===== Data for processing =====

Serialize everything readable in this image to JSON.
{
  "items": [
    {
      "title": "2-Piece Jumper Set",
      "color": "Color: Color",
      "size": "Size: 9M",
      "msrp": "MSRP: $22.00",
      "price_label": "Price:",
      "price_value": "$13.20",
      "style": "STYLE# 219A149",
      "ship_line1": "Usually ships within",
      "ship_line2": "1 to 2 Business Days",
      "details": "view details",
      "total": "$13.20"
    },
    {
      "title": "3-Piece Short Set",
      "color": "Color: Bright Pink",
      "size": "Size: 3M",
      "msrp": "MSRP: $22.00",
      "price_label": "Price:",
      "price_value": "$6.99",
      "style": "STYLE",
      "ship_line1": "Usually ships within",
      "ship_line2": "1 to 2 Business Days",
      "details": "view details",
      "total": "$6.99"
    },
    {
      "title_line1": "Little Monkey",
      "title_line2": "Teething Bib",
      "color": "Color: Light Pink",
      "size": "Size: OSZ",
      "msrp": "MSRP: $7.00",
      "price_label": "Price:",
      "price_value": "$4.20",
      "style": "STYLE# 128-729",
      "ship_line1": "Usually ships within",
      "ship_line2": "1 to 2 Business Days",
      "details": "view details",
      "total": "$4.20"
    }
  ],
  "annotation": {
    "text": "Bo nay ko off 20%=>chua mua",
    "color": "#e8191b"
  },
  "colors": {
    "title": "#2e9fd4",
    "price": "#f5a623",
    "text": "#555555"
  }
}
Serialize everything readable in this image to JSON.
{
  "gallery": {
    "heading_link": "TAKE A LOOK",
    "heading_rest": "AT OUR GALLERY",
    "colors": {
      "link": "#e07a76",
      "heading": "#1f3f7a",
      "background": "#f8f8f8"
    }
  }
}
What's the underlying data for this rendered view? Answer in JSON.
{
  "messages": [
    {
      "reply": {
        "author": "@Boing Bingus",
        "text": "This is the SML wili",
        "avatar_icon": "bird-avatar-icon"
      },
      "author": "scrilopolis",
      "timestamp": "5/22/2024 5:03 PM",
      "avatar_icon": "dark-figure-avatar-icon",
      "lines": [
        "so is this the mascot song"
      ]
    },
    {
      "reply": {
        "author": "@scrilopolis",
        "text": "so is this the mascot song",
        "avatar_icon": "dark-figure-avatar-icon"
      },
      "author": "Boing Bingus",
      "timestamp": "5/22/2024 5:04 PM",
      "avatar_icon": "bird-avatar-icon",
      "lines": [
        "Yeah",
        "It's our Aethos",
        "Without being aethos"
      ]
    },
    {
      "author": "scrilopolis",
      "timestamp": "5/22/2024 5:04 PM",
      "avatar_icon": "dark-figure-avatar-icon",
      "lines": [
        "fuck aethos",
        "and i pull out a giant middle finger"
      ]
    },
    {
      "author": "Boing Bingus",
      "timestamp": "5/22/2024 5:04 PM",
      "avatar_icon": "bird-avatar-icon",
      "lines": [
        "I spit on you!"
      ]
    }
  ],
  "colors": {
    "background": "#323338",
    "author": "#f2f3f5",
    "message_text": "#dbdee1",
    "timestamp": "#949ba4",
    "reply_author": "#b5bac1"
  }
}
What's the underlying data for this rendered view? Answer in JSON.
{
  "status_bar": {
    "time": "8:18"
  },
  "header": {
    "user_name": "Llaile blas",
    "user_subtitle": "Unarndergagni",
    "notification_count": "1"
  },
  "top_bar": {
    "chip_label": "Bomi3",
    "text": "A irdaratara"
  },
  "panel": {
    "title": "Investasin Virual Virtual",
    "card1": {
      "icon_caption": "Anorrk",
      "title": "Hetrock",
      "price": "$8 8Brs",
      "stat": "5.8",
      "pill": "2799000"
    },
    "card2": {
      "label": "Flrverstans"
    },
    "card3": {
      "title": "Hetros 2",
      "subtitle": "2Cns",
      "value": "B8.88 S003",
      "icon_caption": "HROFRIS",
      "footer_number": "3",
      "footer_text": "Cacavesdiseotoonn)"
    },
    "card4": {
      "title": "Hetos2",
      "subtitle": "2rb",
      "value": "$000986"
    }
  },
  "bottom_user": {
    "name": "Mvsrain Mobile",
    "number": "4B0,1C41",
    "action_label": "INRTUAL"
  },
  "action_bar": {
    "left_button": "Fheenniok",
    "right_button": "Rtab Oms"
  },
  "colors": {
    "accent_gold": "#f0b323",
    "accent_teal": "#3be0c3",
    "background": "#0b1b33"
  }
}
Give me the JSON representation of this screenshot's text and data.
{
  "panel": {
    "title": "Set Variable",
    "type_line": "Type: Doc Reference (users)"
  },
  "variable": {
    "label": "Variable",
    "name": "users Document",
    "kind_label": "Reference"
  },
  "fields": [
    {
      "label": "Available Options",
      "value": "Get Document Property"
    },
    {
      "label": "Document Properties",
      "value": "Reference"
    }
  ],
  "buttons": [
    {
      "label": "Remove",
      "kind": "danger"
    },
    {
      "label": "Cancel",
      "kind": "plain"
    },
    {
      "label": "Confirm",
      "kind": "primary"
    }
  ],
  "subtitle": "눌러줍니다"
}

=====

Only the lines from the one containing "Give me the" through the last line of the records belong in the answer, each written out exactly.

• **Exercise result**
Give me the JSON representation of this screenshot's text and data.
{
  "panel": {
    "title": "Set Variable",
    "type_line": "Type: Doc Reference (users)"
  },
  "variable": {
    "label": "Variable",
    "name": "users Document",
    "kind_label": "Reference"
  },
  "fields": [
    {
      "label": "Available Options",
      "value": "Get Document Property"
    },
    {
      "label": "Document Properties",
      "value": "Reference"
    }
  ],
  "buttons": [
    {
      "label": "Remove",
      "kind": "danger"
    },
    {
      "label": "Cancel",
      "kind": "plain"
    },
    {
      "label": "Confirm",
      "kind": "primary"
    }
  ],
  "subtitle": "눌러줍니다"
}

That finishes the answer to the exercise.